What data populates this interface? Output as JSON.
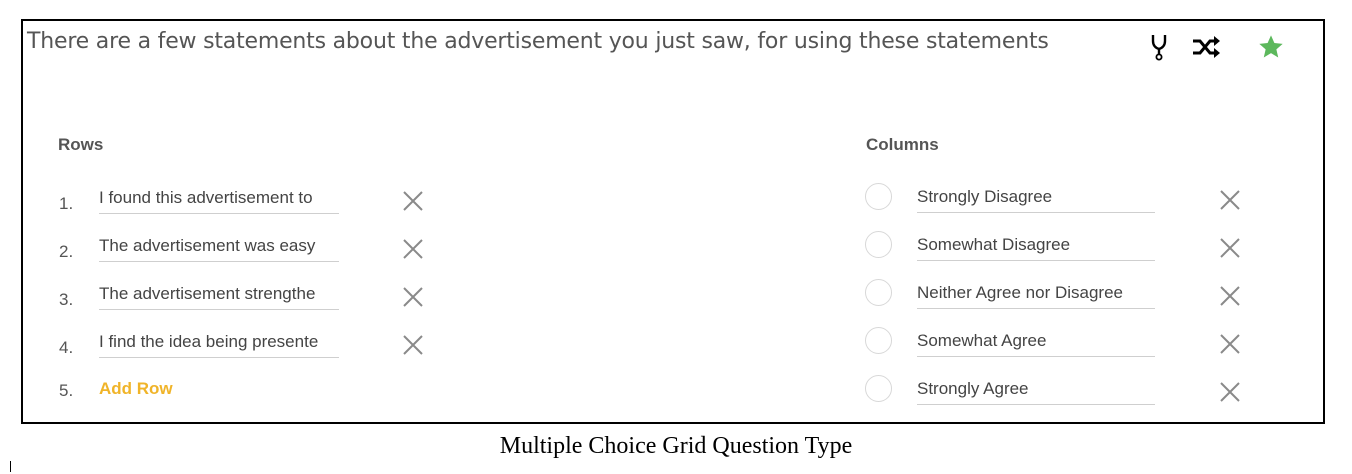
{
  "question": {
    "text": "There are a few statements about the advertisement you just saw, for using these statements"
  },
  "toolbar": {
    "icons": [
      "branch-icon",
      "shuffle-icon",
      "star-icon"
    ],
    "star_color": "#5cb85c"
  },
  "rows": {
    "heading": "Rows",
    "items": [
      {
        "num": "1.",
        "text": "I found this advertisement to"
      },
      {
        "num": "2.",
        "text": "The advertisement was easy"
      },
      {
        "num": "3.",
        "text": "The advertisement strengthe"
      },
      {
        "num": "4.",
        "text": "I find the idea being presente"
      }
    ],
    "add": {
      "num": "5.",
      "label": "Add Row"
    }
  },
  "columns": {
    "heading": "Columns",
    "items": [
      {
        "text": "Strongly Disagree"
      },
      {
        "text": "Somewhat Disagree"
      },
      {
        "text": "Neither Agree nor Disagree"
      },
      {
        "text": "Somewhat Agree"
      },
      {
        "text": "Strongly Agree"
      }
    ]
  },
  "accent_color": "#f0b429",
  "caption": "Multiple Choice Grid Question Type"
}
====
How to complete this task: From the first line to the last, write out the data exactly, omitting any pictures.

The answer:
What data populates this interface? Output as JSON.
{
  "question": {
    "text": "There are a few statements about the advertisement you just saw, for using these statements"
  },
  "toolbar": {
    "icons": [
      "branch-icon",
      "shuffle-icon",
      "star-icon"
    ],
    "star_color": "#5cb85c"
  },
  "rows": {
    "heading": "Rows",
    "items": [
      {
        "num": "1.",
        "text": "I found this advertisement to"
      },
      {
        "num": "2.",
        "text": "The advertisement was easy"
      },
      {
        "num": "3.",
        "text": "The advertisement strengthe"
      },
      {
        "num": "4.",
        "text": "I find the idea being presente"
      }
    ],
    "add": {
      "num": "5.",
      "label": "Add Row"
    }
  },
  "columns": {
    "heading": "Columns",
    "items": [
      {
        "text": "Strongly Disagree"
      },
      {
        "text": "Somewhat Disagree"
      },
      {
        "text": "Neither Agree nor Disagree"
      },
      {
        "text": "Somewhat Agree"
      },
      {
        "text": "Strongly Agree"
      }
    ]
  },
  "accent_color": "#f0b429",
  "caption": "Multiple Choice Grid Question Type"
}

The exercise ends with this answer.